@Halal May/Jun 2020 | Page 2

02 @Halal | may-june. 2020 04 Prevention better than cure Halal Best Practices share common values in mitigating spread of Covid 19 pandemic 05 Silver lining Blue skies beckon for halal SMEs in wake of Covid-19 crisis 06 Imaan at a price One cannot ignore the reality of unscrupulous operators 07 Non-Muslims can never interfere in halal food What does the European Union want to do? 08 Role of Halalan Toyyiban It safeguards one’s honour, morality and decency 09 Halal2Go's global ambition Serba Dinamik aims to fulfil local and international demand in halal delivery industry 10-13 COVER STORY Well-equipped for the challenge MDEC’s new chairman envisions Malaysia 5.0 as new narrative for Malaysia to compete in disruptive technology world | @Halal says... | Complying to celebrate another day IT WAS a strange Hari Raya Puasa indeed. Many of us had become accustomed to visiting celebrants. Families used to pop over to each other’s homes. Friends, Muslims and non-Muslims alike, visited to foster harmony and for a share of rendang, lemang, ketupat and nasi impit.
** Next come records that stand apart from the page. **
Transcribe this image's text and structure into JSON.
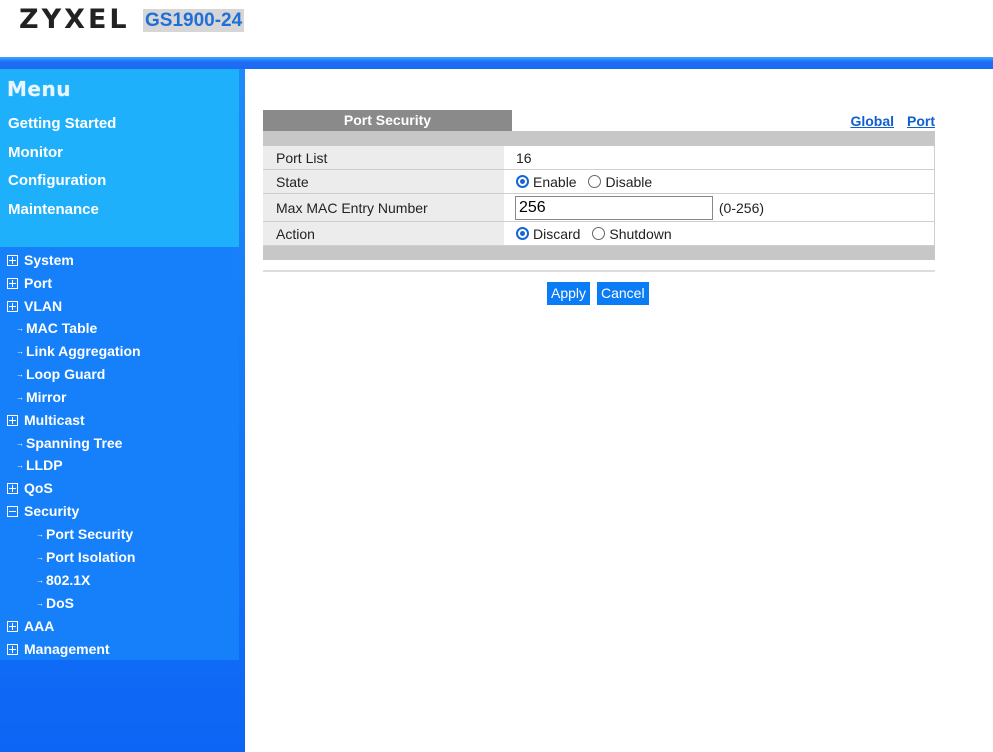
{
  "header": {
    "logo": "ZYXEL",
    "model": "GS1900-24"
  },
  "menu": {
    "title": "Menu",
    "links": [
      "Getting Started",
      "Monitor",
      "Configuration",
      "Maintenance"
    ]
  },
  "tree": {
    "system": "System",
    "port": "Port",
    "vlan": "VLAN",
    "mac_table": "MAC Table",
    "link_aggregation": "Link Aggregation",
    "loop_guard": "Loop Guard",
    "mirror": "Mirror",
    "multicast": "Multicast",
    "spanning_tree": "Spanning Tree",
    "lldp": "LLDP",
    "qos": "QoS",
    "security": "Security",
    "port_security": "Port Security",
    "port_isolation": "Port Isolation",
    "dot1x": "802.1X",
    "dos": "DoS",
    "aaa": "AAA",
    "management": "Management"
  },
  "panel": {
    "title": "Port Security",
    "links": {
      "global": "Global",
      "port": "Port"
    },
    "rows": {
      "port_list": {
        "label": "Port List",
        "value": "16"
      },
      "state": {
        "label": "State",
        "enable": "Enable",
        "disable": "Disable",
        "selected": "Enable"
      },
      "max_mac": {
        "label": "Max MAC Entry Number",
        "value": "256",
        "range": "(0-256)"
      },
      "action": {
        "label": "Action",
        "discard": "Discard",
        "shutdown": "Shutdown",
        "selected": "Discard"
      }
    },
    "buttons": {
      "apply": "Apply",
      "cancel": "Cancel"
    }
  }
}
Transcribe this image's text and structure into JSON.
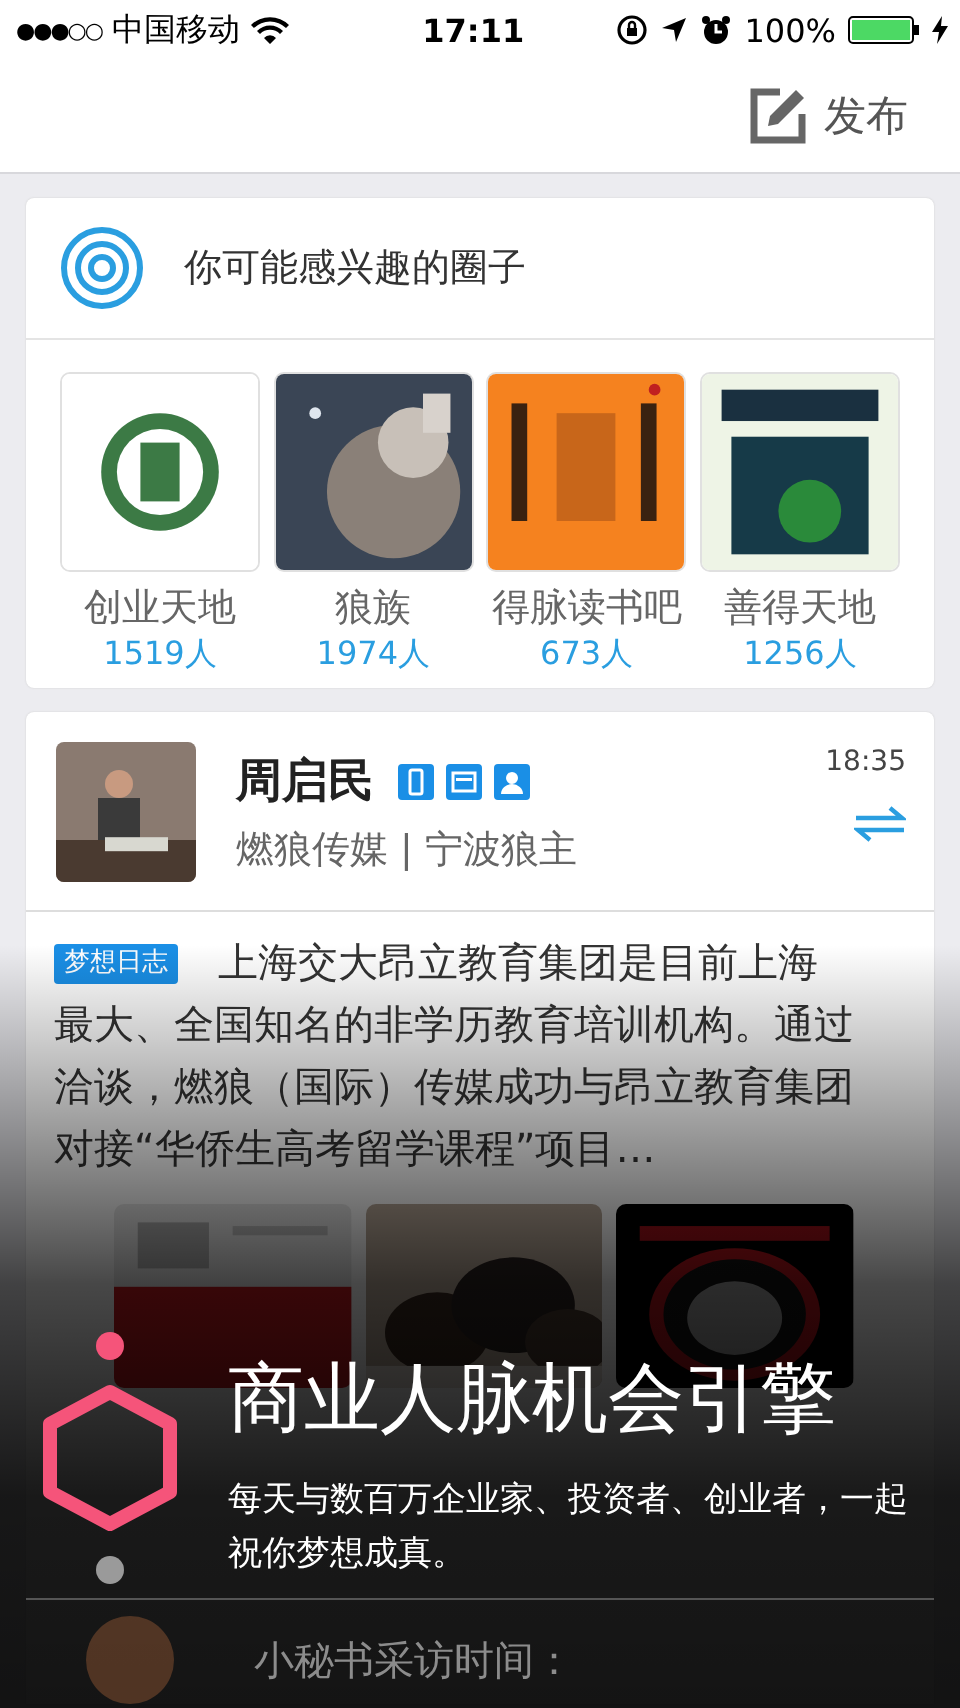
{
  "status_bar": {
    "signal": "●●●○○",
    "carrier": "中国移动",
    "time": "17:11",
    "battery": "100%"
  },
  "nav": {
    "publish": "发布"
  },
  "circles": {
    "title": "你可能感兴趣的圈子",
    "items": [
      {
        "name": "创业天地",
        "members": "1519人"
      },
      {
        "name": "狼族",
        "members": "1974人"
      },
      {
        "name": "得脉读书吧",
        "members": "673人"
      },
      {
        "name": "善得天地",
        "members": "1256人"
      }
    ]
  },
  "post": {
    "author": "周启民",
    "subtitle": "燃狼传媒 | 宁波狼主",
    "time": "18:35",
    "tag": "梦想日志",
    "text": "上海交大昂立教育集团是目前上海最大、全国知名的非学历教育培训机构。通过洽谈，燃狼（国际）传媒成功与昂立教育集团对接“华侨生高考留学课程”项目…"
  },
  "next_post": {
    "title": "小秘书采访时间："
  },
  "onboarding": {
    "title": "商业人脉机会引擎",
    "subtitle": "每天与数百万企业家、投资者、创业者，一起祝你梦想成真。",
    "steps": [
      {
        "kind": "dot",
        "done": true
      },
      {
        "kind": "hexagon",
        "done": true
      },
      {
        "kind": "dot",
        "done": false
      }
    ]
  }
}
All we had to do was look out our windows on the first day of Raya and we would see adults and children dressed up in their finest Raya clothes, not necessarily only in kampongs but even in residential areas in cities. On the second day of Raya, it would not be unusual to see entire families packing into their cars to visit in-laws, or it would be the turn to visit the maternal or paternal grandparents. But alas, that was not to be this year. The kaleidoscope of baju Melayu colours was ominously missing. The pittypatter of little feet and excited shrieks of fun on the streets … Nope, they weren’t there. The silence? It was almost deafening. no inter-State travels, limited numbers (of 20) on the first day (even with family), visiting on the second day of raya disallowed – those were the realities. The new norm. Get used to it, they say, at least till a vaccine is found for Covid-19. Fast forward to November and December. And those would probably still be the rules for Deepavali and Christmas. The Covid-19 pandemic has wreaked havoc in our lives. It has kept families apart. Put a tremendous strain on healthcare and caregiving sectors. It has thrashed the economy. Will we recover? Why won’t we? Why can’t we? Malaysians can take pride that we have been one of the most compliant citizens/societies in the world, save for little pockets of bodoh sombong and obstinancy. We have been resilient. We have been understanding. We have been co-operative. Well done. Let’s continue the battle. 14-15 A strenuous but well-worth exercise? Cosmetic products now attract a much broader market 16-17 DNA is not the only solution There are lots of ingredients or finished products in the market which do not contain DNA 18-19 Matter of choice Muslim tourists can decide on halal-concept hotels and halal food in Malaysia 20 Prospects of halal businesses in Singapore Islamic finance has become more social media visible 21 A leader in Islamic Social Financing Finterra expanding into supporting community land for better value-added activities such as tree-planting 22-23 GLAMHALAL An activist at heart The utmost joy in life for Heliza Helmi lies in providing a helping hand for the community